Dataset records:

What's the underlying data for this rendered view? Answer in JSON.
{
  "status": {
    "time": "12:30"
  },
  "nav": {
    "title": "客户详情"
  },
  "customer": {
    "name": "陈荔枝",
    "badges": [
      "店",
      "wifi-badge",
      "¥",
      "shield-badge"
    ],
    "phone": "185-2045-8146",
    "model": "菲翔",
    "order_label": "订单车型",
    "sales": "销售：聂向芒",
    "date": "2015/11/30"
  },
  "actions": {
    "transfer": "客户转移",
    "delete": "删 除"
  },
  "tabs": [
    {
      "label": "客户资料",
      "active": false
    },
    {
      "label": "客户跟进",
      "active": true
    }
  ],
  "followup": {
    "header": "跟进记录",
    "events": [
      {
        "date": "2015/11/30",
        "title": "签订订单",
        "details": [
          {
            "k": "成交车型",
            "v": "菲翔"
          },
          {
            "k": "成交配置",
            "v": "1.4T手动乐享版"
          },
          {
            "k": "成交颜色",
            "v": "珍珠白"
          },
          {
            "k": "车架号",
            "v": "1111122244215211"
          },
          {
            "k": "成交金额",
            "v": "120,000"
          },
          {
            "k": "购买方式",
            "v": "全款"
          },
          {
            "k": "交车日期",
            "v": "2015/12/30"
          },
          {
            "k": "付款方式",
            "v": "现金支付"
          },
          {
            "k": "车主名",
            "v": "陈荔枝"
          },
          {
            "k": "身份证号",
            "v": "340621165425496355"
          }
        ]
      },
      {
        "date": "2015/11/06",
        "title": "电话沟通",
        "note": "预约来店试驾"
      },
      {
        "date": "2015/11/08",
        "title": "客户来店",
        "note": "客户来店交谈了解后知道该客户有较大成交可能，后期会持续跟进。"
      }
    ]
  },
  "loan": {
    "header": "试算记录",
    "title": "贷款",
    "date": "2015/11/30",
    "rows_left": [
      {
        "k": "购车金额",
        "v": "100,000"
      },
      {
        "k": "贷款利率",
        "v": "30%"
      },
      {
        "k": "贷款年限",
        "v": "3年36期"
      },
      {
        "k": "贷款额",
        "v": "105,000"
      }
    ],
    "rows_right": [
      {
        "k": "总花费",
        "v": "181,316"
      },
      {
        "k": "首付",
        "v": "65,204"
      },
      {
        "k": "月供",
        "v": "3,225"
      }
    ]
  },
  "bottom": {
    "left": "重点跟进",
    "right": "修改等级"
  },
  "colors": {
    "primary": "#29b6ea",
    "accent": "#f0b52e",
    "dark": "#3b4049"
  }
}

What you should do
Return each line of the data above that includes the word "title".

Answer box
    "title": "客户详情"
        "title": "签订订单",
        "title": "电话沟通",
        "title": "客户来店",
    "title": "贷款",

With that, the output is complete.